Given records:
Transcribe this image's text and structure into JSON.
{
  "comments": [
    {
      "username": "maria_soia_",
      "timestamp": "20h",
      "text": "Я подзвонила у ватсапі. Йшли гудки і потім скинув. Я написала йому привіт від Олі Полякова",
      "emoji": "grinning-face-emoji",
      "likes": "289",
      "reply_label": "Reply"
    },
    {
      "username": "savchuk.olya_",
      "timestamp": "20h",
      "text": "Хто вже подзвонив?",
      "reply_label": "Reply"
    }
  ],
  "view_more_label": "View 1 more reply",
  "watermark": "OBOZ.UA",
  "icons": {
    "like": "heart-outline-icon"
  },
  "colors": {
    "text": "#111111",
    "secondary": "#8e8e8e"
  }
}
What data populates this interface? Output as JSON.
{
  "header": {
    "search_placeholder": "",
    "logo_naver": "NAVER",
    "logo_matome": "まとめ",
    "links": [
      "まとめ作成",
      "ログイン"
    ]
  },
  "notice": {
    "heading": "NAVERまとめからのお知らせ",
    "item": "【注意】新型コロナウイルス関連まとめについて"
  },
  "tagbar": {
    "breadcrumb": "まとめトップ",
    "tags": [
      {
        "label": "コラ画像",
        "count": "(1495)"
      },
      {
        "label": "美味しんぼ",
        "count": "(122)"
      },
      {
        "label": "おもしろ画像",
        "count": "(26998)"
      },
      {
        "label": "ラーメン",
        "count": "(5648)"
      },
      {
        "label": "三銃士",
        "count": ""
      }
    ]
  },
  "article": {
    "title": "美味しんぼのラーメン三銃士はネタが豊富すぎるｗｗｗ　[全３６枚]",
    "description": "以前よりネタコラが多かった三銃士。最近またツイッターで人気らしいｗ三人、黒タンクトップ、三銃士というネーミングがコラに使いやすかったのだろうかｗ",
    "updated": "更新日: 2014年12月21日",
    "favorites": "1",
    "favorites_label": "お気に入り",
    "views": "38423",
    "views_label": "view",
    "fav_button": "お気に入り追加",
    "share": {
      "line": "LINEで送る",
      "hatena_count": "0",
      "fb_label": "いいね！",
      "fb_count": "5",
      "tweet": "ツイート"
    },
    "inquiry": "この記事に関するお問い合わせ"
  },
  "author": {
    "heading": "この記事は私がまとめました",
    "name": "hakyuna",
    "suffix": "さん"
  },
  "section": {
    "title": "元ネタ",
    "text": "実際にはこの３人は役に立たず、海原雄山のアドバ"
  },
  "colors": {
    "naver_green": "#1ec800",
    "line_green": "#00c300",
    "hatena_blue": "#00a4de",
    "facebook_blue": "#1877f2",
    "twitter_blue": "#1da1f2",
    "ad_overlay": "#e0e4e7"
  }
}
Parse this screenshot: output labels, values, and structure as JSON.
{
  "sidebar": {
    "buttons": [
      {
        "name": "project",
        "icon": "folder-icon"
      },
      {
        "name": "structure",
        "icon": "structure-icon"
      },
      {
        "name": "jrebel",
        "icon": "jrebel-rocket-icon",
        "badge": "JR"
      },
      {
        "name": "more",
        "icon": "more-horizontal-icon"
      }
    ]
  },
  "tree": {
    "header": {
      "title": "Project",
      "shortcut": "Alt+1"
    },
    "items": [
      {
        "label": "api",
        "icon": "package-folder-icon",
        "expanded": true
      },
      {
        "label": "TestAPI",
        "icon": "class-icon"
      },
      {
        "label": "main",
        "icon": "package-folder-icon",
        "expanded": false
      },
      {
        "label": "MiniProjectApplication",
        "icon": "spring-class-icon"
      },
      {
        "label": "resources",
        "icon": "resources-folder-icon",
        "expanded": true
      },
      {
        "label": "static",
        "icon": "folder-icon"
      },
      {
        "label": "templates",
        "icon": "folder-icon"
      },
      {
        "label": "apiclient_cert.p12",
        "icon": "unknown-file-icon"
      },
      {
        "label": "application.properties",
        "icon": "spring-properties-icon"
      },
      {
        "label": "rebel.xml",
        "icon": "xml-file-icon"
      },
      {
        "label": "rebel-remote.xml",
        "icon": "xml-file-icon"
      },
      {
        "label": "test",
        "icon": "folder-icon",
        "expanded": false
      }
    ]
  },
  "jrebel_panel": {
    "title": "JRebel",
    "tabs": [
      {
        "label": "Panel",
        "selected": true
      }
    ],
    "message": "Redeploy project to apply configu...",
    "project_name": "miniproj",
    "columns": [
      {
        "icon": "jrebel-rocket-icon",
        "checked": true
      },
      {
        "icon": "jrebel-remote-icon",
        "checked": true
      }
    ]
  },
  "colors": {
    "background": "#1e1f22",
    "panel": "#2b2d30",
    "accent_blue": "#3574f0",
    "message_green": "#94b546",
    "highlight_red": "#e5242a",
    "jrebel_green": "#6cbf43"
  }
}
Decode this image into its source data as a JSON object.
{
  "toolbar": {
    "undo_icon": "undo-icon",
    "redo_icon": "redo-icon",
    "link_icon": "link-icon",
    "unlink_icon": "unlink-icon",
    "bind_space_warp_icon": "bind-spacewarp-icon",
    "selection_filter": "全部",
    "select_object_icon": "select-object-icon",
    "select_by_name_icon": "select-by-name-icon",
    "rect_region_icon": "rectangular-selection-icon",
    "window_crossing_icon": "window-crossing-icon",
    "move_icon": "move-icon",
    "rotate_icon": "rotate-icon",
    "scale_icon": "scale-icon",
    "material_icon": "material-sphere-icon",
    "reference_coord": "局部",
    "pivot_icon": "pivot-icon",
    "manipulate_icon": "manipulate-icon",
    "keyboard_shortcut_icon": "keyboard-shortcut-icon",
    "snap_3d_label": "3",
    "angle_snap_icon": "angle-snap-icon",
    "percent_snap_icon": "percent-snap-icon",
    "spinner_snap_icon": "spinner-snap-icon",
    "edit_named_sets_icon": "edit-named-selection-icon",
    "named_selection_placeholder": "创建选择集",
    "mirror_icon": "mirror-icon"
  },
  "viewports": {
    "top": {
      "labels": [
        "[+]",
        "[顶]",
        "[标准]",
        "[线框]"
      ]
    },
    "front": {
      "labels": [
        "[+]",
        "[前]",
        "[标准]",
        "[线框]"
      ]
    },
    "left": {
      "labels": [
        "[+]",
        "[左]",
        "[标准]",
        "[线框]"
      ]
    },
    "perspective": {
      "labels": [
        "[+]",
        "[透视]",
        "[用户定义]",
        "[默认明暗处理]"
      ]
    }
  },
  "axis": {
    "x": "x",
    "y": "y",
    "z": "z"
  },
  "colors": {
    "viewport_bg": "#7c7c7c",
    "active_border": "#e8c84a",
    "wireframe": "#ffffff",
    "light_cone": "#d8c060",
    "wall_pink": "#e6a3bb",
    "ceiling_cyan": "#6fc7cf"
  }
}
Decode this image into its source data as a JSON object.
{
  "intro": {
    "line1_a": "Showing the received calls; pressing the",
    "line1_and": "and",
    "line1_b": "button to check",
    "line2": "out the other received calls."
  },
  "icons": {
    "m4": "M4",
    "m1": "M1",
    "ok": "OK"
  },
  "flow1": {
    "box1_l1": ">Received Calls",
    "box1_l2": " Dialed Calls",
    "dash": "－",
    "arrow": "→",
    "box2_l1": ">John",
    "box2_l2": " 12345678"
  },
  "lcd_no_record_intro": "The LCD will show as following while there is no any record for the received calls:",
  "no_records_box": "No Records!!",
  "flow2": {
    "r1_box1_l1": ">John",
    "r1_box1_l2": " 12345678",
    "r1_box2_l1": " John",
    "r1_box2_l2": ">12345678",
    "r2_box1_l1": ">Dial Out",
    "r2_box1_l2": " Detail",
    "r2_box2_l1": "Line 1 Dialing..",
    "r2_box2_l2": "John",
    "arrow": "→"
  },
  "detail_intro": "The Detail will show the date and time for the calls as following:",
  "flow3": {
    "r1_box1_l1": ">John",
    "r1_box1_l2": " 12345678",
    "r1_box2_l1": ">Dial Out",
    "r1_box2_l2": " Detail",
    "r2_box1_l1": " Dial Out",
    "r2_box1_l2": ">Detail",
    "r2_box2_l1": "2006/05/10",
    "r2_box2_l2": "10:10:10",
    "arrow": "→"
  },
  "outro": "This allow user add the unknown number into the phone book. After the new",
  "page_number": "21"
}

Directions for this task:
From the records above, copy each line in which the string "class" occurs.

Task solution:
        "icon": "class-icon"
        "icon": "spring-class-icon"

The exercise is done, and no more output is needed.